Part of the joy of what we do is intimately connected not to the risk inherent in flying but in the physics involved in it. We fly at great speeds and come to sudden stops in usually unsurvivable ways. Can we mitigate these risks? Of course. The airlines have. Airline flying is safer than just about any activity there is. But it is done at great expense, with dozens of expensive, redundant systems, professionally trained crews of pilots and a high degree of scrutiny of both the medical fitness and pilot proficiency of those flight crewmembers.

Do we want that for light GA? Heavens, no. Not only would it price us all out of the game, but it would take a lot of the joy out of it, too.

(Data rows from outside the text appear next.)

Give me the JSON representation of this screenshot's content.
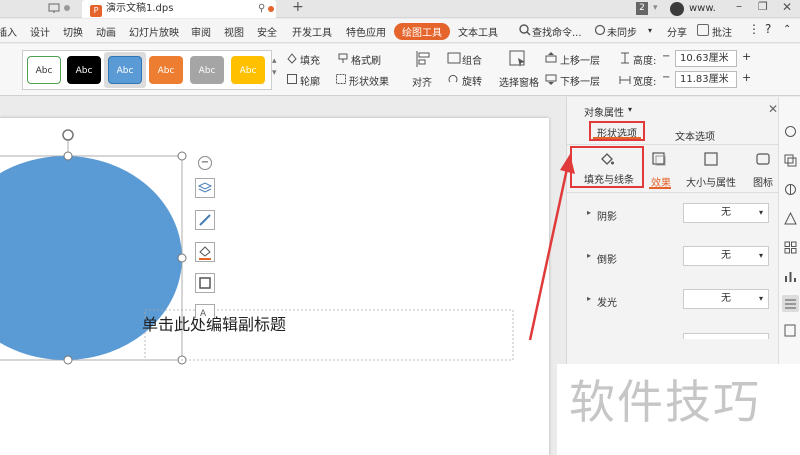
{
  "titlebar": {
    "tab_label": "演示文稿1.dps",
    "tab_badge": "2",
    "user_label": "www."
  },
  "menu": [
    "插入",
    "设计",
    "切换",
    "动画",
    "幻灯片放映",
    "审阅",
    "视图",
    "安全",
    "开发工具",
    "特色应用",
    "绘图工具",
    "文本工具"
  ],
  "menu_active": "绘图工具",
  "search": {
    "label": "查找命令..."
  },
  "right_menu": {
    "sync": "未同步",
    "share": "分享",
    "comment": "批注"
  },
  "ribbon": {
    "styles": [
      {
        "label": "Abc",
        "bg": "#ffffff",
        "fg": "#333333",
        "border": "#4f9f4f"
      },
      {
        "label": "Abc",
        "bg": "#000000",
        "fg": "#ffffff",
        "border": "#000000"
      },
      {
        "label": "Abc",
        "bg": "#5b9bd5",
        "fg": "#ffffff",
        "border": "#2e75b6"
      },
      {
        "label": "Abc",
        "bg": "#ed7d31",
        "fg": "#ffffff",
        "border": "#ed7d31"
      },
      {
        "label": "Abc",
        "bg": "#a5a5a5",
        "fg": "#ffffff",
        "border": "#a5a5a5"
      },
      {
        "label": "Abc",
        "bg": "#ffc000",
        "fg": "#ffffff",
        "border": "#ffc000"
      }
    ],
    "fill": "填充",
    "format_brush": "格式刷",
    "outline": "轮廓",
    "shape_effect": "形状效果",
    "align": "对齐",
    "group": "组合",
    "rotate": "旋转",
    "selection_pane": "选择窗格",
    "bring_forward": "上移一层",
    "send_backward": "下移一层",
    "height_label": "高度:",
    "height_value": "10.63厘米",
    "width_label": "宽度:",
    "width_value": "11.83厘米"
  },
  "slide": {
    "subtitle_placeholder": "单击此处编辑副标题",
    "shape_color": "#5b9bd5"
  },
  "panel": {
    "title": "对象属性",
    "tab_shape": "形状选项",
    "tab_text": "文本选项",
    "sub_fill": "填充与线条",
    "sub_effect": "效果",
    "sub_size": "大小与属性",
    "sub_picture": "图标",
    "rows": [
      {
        "label": "阴影",
        "value": "无"
      },
      {
        "label": "倒影",
        "value": "无"
      },
      {
        "label": "发光",
        "value": "无"
      }
    ]
  },
  "watermark": "软件技巧",
  "accent": "#e4642b",
  "highlight": "#e03a3a"
}
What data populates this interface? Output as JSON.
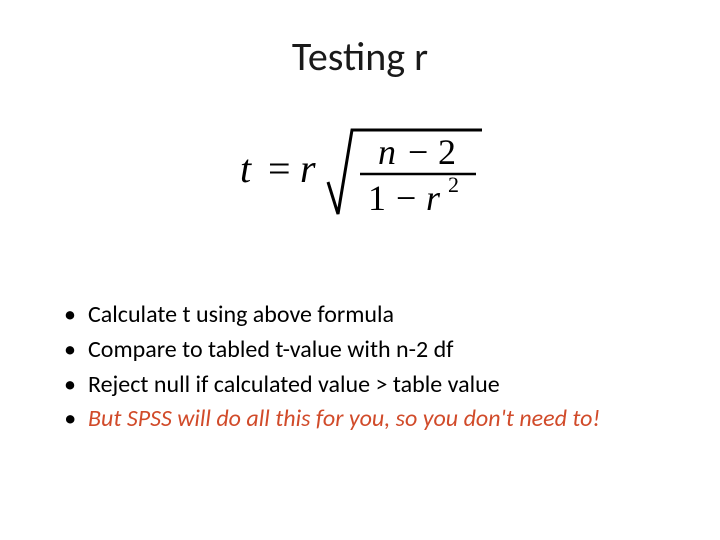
{
  "title": "Testing r",
  "formula": {
    "lhs_var": "t",
    "equals": "=",
    "rhs_coef": "r",
    "frac_num_left": "n",
    "frac_num_op": "−",
    "frac_num_right": "2",
    "frac_den_left": "1",
    "frac_den_op": "−",
    "frac_den_var": "r",
    "frac_den_exp": "2"
  },
  "bullets": [
    {
      "text": "Calculate t using above formula",
      "emph": false
    },
    {
      "text": "Compare to tabled t-value with n-2 df",
      "emph": false
    },
    {
      "text": "Reject null if calculated value > table value",
      "emph": false
    },
    {
      "text": "But SPSS will do all this for you, so you don't need to!",
      "emph": true
    }
  ]
}
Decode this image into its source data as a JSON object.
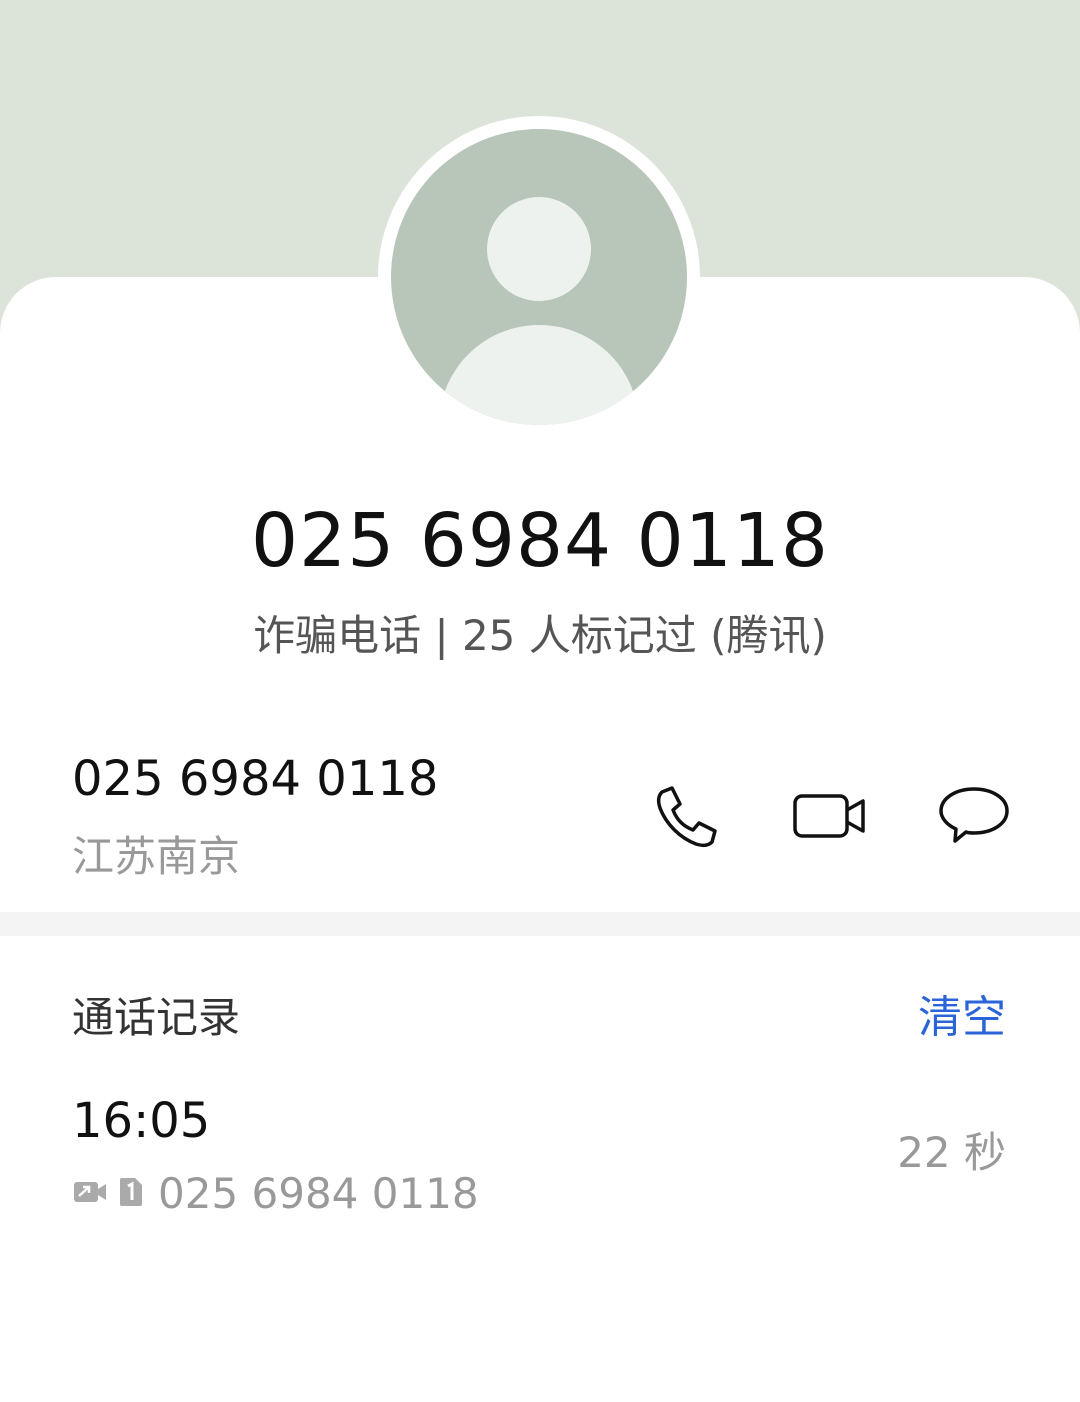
{
  "header": {
    "phone_number": "025 6984 0118",
    "tag": "诈骗电话 | 25 人标记过 (腾讯)"
  },
  "number_row": {
    "number": "025 6984 0118",
    "location": "江苏南京",
    "actions": [
      "phone-icon",
      "video-call-icon",
      "message-icon"
    ]
  },
  "call_log": {
    "title": "通话记录",
    "clear_label": "清空",
    "entries": [
      {
        "time": "16:05",
        "type_icon": "video-call-small-icon",
        "sim_icon": "sim-1-icon",
        "number": "025 6984 0118",
        "duration": "22 秒"
      }
    ]
  },
  "colors": {
    "header_bg": "#dce4da",
    "avatar_bg": "#b8c5b9",
    "accent": "#2a64d8"
  }
}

We can, however, continue to make flying safer, though, as we have been for some time. And we can continue to insist on being the best pilots we can be, which means taking great care of our airplanes and of our readiness to fly them. The novel coronavirus pandemic has done a great deal of damage to the world and to our country. But it shouldn’t make us throw caution to the wind as we go about our flying lives. It should instead remind us to double down to protect those things in life that bring us joy, because without those things, what’s the point?